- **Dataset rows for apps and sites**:
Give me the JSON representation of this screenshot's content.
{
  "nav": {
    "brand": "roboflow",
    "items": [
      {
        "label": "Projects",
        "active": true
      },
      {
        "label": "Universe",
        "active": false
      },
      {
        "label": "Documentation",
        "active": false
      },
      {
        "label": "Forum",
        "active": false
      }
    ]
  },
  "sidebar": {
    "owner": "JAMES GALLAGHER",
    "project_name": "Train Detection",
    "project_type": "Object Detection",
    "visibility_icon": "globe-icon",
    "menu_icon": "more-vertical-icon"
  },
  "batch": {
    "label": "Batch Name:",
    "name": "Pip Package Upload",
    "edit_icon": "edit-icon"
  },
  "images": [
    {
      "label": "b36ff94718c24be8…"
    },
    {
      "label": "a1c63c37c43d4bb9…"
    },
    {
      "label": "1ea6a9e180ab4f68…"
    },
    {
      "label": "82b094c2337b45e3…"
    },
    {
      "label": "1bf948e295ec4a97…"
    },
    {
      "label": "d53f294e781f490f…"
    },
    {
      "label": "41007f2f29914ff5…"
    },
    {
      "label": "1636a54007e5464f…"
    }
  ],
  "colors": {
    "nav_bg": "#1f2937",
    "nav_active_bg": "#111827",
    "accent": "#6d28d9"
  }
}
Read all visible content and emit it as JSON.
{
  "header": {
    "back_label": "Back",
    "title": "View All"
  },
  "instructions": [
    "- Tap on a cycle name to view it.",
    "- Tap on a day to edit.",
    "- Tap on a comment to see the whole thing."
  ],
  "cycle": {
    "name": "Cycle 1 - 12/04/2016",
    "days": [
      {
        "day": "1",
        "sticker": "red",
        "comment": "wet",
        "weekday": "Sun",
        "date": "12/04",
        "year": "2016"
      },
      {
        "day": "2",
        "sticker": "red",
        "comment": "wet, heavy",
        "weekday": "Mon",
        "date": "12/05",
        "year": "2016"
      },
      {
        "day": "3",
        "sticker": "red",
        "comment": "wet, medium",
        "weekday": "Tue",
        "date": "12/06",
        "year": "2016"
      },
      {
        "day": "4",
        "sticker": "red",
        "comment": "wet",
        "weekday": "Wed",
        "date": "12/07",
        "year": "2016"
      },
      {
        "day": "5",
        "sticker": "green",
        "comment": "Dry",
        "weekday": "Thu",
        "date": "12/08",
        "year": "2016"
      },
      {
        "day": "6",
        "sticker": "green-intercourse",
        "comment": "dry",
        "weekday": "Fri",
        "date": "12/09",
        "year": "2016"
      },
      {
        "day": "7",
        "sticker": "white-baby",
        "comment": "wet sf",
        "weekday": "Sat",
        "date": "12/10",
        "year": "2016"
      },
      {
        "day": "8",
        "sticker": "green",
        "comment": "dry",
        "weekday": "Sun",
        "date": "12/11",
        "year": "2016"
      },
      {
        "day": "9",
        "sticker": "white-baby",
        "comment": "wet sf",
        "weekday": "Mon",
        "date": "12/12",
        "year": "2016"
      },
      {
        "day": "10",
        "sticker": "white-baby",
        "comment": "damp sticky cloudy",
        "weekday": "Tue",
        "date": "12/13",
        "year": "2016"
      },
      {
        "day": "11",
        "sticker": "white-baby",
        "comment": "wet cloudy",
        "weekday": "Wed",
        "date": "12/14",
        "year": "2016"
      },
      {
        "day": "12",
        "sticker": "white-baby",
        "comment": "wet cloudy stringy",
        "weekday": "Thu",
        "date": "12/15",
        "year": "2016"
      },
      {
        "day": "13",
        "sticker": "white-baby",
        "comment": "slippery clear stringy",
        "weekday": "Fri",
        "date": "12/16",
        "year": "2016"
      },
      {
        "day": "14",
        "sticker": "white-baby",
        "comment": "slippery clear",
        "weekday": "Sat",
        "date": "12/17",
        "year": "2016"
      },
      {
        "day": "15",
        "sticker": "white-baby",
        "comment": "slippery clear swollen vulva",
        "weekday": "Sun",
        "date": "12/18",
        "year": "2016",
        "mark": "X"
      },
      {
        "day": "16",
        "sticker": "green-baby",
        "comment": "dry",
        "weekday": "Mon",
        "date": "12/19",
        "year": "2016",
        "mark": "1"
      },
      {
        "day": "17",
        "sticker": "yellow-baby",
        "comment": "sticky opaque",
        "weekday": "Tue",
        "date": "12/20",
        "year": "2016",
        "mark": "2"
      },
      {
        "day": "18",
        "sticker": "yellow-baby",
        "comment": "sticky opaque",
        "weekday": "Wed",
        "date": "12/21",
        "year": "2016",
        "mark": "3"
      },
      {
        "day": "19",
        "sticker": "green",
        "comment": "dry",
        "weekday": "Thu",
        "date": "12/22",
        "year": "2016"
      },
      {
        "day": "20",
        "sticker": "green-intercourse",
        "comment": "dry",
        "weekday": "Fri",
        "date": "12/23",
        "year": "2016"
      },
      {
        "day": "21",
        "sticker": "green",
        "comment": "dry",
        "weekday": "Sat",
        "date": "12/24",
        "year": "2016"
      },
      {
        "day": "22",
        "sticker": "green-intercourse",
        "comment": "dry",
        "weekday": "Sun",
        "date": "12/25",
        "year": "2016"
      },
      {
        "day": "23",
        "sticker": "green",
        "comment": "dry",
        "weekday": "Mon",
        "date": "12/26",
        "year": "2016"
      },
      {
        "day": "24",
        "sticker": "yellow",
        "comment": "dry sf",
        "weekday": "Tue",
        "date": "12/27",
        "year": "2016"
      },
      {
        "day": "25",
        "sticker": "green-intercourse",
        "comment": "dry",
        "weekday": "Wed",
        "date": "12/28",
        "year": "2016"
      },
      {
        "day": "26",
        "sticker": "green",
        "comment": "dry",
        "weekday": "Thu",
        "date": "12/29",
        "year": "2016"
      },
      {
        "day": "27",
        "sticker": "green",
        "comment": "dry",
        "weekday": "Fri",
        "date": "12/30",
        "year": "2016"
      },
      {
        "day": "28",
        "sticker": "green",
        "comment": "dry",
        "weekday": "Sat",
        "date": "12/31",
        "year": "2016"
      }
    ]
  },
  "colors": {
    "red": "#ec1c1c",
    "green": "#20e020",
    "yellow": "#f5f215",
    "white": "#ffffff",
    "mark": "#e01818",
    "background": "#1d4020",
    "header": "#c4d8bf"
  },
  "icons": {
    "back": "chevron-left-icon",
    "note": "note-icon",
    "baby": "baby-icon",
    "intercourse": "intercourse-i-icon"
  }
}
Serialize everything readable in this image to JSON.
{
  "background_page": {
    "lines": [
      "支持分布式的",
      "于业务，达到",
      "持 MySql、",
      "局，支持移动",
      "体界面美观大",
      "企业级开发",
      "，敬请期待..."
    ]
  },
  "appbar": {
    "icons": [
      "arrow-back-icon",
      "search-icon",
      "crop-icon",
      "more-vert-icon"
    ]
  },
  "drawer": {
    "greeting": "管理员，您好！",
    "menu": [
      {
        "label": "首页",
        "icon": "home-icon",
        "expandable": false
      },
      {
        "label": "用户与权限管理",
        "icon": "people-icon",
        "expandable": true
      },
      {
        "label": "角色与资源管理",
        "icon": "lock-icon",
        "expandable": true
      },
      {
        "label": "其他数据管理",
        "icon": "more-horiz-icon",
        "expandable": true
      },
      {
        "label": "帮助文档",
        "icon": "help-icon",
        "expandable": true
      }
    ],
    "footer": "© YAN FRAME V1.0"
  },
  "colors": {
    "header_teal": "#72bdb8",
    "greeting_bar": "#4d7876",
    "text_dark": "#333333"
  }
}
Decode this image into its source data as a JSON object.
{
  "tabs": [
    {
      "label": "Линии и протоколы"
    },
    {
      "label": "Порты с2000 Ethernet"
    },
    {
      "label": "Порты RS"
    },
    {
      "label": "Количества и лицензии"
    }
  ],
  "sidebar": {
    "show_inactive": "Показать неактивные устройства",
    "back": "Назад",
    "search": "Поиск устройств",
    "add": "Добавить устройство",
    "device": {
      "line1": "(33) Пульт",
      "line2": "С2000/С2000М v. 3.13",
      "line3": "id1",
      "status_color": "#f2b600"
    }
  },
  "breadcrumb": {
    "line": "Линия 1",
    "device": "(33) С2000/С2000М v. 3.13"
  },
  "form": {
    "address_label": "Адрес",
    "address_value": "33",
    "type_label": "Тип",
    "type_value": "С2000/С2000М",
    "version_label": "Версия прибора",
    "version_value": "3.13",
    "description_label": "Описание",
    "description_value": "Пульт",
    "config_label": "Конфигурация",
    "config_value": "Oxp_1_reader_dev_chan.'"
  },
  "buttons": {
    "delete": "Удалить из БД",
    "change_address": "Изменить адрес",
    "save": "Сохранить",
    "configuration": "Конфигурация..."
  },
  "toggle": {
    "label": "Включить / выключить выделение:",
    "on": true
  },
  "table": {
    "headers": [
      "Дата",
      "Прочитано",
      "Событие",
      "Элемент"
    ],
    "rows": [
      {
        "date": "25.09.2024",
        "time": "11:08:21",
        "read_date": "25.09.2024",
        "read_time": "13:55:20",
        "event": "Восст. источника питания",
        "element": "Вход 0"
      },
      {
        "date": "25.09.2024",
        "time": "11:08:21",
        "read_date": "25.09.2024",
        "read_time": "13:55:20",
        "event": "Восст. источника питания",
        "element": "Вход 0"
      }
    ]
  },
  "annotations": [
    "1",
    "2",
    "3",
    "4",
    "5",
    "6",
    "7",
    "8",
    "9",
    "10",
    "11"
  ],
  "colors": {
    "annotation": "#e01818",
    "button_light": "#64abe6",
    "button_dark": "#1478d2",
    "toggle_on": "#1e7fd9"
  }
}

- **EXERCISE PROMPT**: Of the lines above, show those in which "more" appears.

- **RESPONSE**:
    "menu_icon": "more-vertical-icon"
      "more-vert-icon"
        "icon": "more-horiz-icon",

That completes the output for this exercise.